Vail Daily column: Moving into the future
The term “innovation” is tossed around a lot in discussions on education reform. Indeed, it is difficult to argue with those who push for more innovation in education. The term conjures up images of industry pioneers, scribbling down seemingly crazy ideas and experimenting before that “Eureka!” moment, where the revolution occurs and everything changes from that beautiful moment forward.
Where can we find education’s Thomas Edison, Albert Einstein or Steve Jobs — who turns a paradigm on its head and alters the future for the better?
The reality is that innovation in education (and in most industries, if we are honest) comes at a slow deliberative pace, where iterative and small changes are made and honed over the course of years to arrive at a better and more stable positive outcome without a lot of fanfare.
Noted business writer Jim Collins observed this same effect in his book “Great by Choice” (with co-author Morton Hansen), looking at companies which out-performed their competitors by more than ten-fold during adverse economic conditions.
Collins and Hansen went into their business study believing that those companies which were the most innovative would be the most successful. Instead, what they found among the most successful companies was an incredibly disciplined approach to innovation.
These organizations had a continual focus on innovation, but made small scale tests and changes and sought “empirical validation” before making a bold move and betting the future on a different approach. Collins and Hansen’s metaphor is “bullets, then cannonballs.” Meaning — small, iterative tests before big moves.
The call for innovation in education is important and necessary. Our educators are continuously working to improve their craft, adapting and learning as they gain experience throughout their careers.
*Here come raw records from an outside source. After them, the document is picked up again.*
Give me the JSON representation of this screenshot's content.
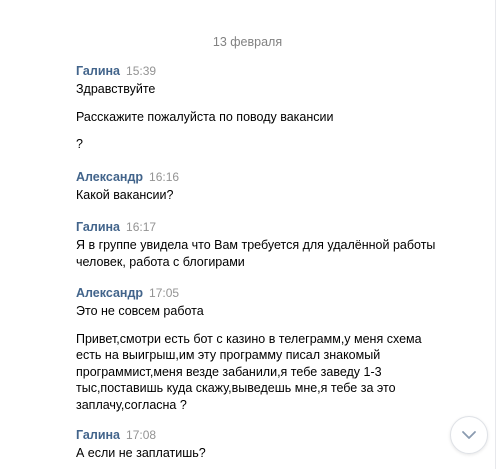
{
  "date_separator": "13 февраля",
  "messages": [
    {
      "author": "Галина",
      "time": "15:39",
      "paragraphs": [
        [
          "Здравствуйте"
        ],
        [
          "Расскажите пожалуйста по поводу вакансии"
        ],
        [
          "?"
        ]
      ]
    },
    {
      "author": "Александр",
      "time": "16:16",
      "paragraphs": [
        [
          "Какой вакансии?"
        ]
      ]
    },
    {
      "author": "Галина",
      "time": "16:17",
      "paragraphs": [
        [
          "Я в группе увидела что Вам требуется для удалённой работы",
          "человек, работа с блогирами"
        ]
      ]
    },
    {
      "author": "Александр",
      "time": "17:05",
      "paragraphs": [
        [
          "Это не совсем работа"
        ],
        [
          "Привет,смотри есть бот с казино в телеграмм,у меня схема",
          "есть на выигрыш,им эту программу писал знакомый",
          "программист,меня везде забанили,я тебе заведу 1-3",
          "тыс,поставишь куда скажу,выведешь мне,я тебе за это",
          "заплачу,согласна ?"
        ]
      ]
    },
    {
      "author": "Галина",
      "time": "17:08",
      "paragraphs": [
        [
          "А если не заплатишь?"
        ]
      ]
    }
  ],
  "scroll_button": {
    "icon": "chevron-down-icon"
  },
  "colors": {
    "author": "#42648b",
    "time": "#939393",
    "date": "#828282",
    "text": "#000000"
  }
}
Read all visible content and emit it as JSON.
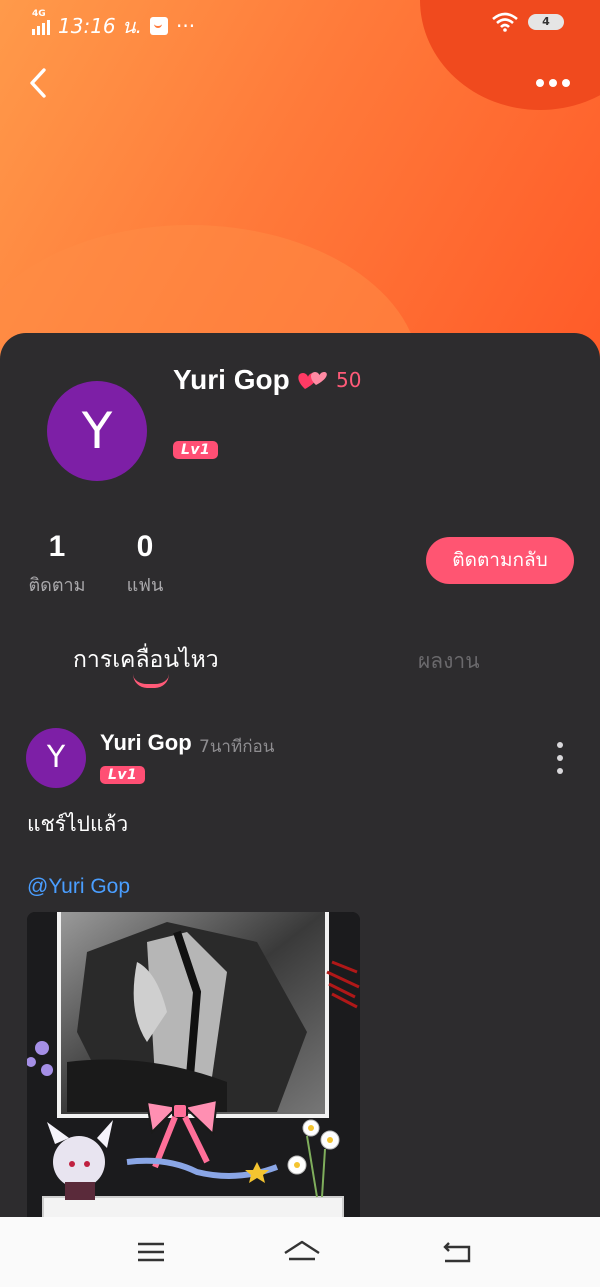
{
  "status_bar": {
    "network": "4G",
    "time": "13:16 น.",
    "more": "···",
    "battery": "4"
  },
  "profile": {
    "name": "Yuri Gop",
    "avatar_letter": "Y",
    "heart_count": "50",
    "level": "Lv1"
  },
  "stats": {
    "following_count": "1",
    "following_label": "ติดตาม",
    "fans_count": "0",
    "fans_label": "แฟน"
  },
  "follow_button": "ติดตามกลับ",
  "tabs": {
    "activity": "การเคลื่อนไหว",
    "works": "ผลงาน"
  },
  "post": {
    "author": "Yuri Gop",
    "avatar_letter": "Y",
    "time": "7นาทีก่อน",
    "level": "Lv1",
    "text": "แชร์ไปแล้ว",
    "mention": "@Yuri Gop"
  },
  "colors": {
    "accent": "#ff5572",
    "header_start": "#ff9a4a",
    "header_end": "#ff5a28",
    "avatar": "#7d1fa6",
    "mention": "#4a9eff",
    "background": "#2d2c2e"
  },
  "icons": {
    "back": "chevron-left-icon",
    "more": "more-horizontal-icon",
    "post_menu": "more-vertical-icon",
    "nav_menu": "menu-icon",
    "nav_home": "home-icon",
    "nav_back": "back-icon"
  }
}
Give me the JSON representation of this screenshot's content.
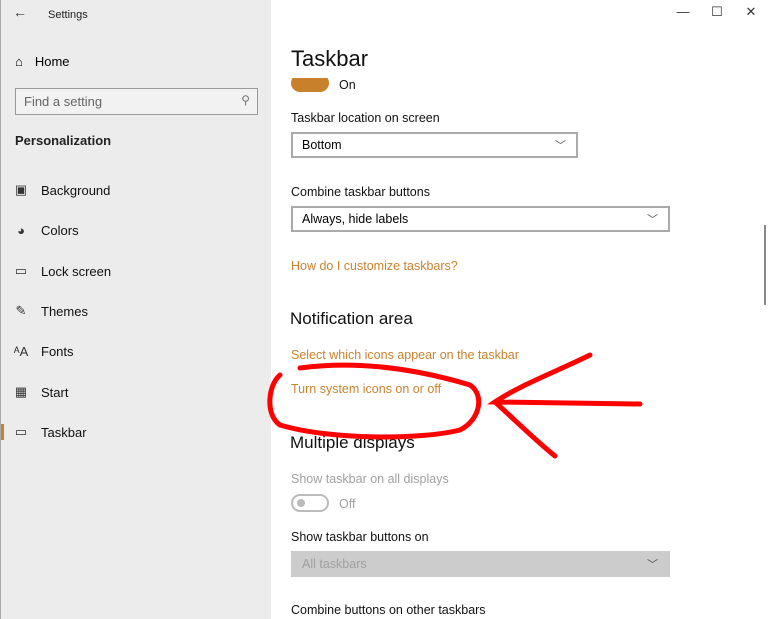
{
  "window": {
    "title": "Settings",
    "back": "←",
    "minimize": "—",
    "maximize": "☐",
    "close": "✕"
  },
  "sidebar": {
    "home": "Home",
    "search_placeholder": "Find a setting",
    "section": "Personalization",
    "items": [
      {
        "label": "Background",
        "icon": "▣"
      },
      {
        "label": "Colors",
        "icon": "◕"
      },
      {
        "label": "Lock screen",
        "icon": "▭"
      },
      {
        "label": "Themes",
        "icon": "✎"
      },
      {
        "label": "Fonts",
        "icon": "ᴬA"
      },
      {
        "label": "Start",
        "icon": "▦"
      },
      {
        "label": "Taskbar",
        "icon": "▭"
      }
    ]
  },
  "main": {
    "title": "Taskbar",
    "toggle_on_label": "On",
    "location_label": "Taskbar location on screen",
    "location_value": "Bottom",
    "combine_label": "Combine taskbar buttons",
    "combine_value": "Always, hide labels",
    "customize_link": "How do I customize taskbars?",
    "notification_heading": "Notification area",
    "select_icons_link": "Select which icons appear on the taskbar",
    "system_icons_link": "Turn system icons on or off",
    "multi_heading": "Multiple displays",
    "show_all_label": "Show taskbar on all displays",
    "show_all_value": "Off",
    "show_buttons_label": "Show taskbar buttons on",
    "show_buttons_value": "All taskbars",
    "combine_other_label": "Combine buttons on other taskbars"
  },
  "colors": {
    "accent": "#c8812a",
    "annotation": "#ff0000"
  }
}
The spirit of innovation in the classroom keeps teachers fresh and engaged. Their ability to adapt and customize the educational experience based on student needs exemplifies innovation in practice.
However, in education the term innovation is too often offered as a license for some carpet-bagging education profiteer to come in and do whatever they want, regardless of empirical scientific evidence to support the approach. Such an entrepreneurial environment might result in an education breakthrough — but at what costs in terms of the students who become part of the “experiment”?
Rather than an entrepreneurial approach to innovation, perhaps what is needed in education is something similar to innovation in the medical industry. If you needed some serious surgical procedure, would you wish to be part of some “innovative,” but still mostly untested approach? Or, would you seek to find a leading edge approach rooted in best practices which had a proven track record of success?
I would venture that most people would choose the second option when it comes to their health, considering the risk associated with failure. Yet when it comes to the education of our children, too often we toss aside this risk in order to try out something that sounds exciting and groundbreaking — after all, what harm could it do?
Noted international education thinkers Michael Fullan and Andy Hargreaves captured it well in their work Professional Capital, talking about educators working in an environment simultaneously steeped in best practices (approaches rooted in current evidence) and next practices (approaches grown from creativity and experimentation). We should seek a kind of balance — where the work of education is deeply rooted in proven practices, yet creates space for creativity and controlled experimentation.
Every field (including education) needs its share of visionaries and heretics to bring about game-changing breakthroughs and disruptive innovations. But let us not forget that, in the realm of education, these are children’s lives with which we are experimenting. So, leap forward we must — but not blindly.
Jason E. Glass is the superintendent of Eagle County Schools. He can be reached at firstname.lastname@example.org.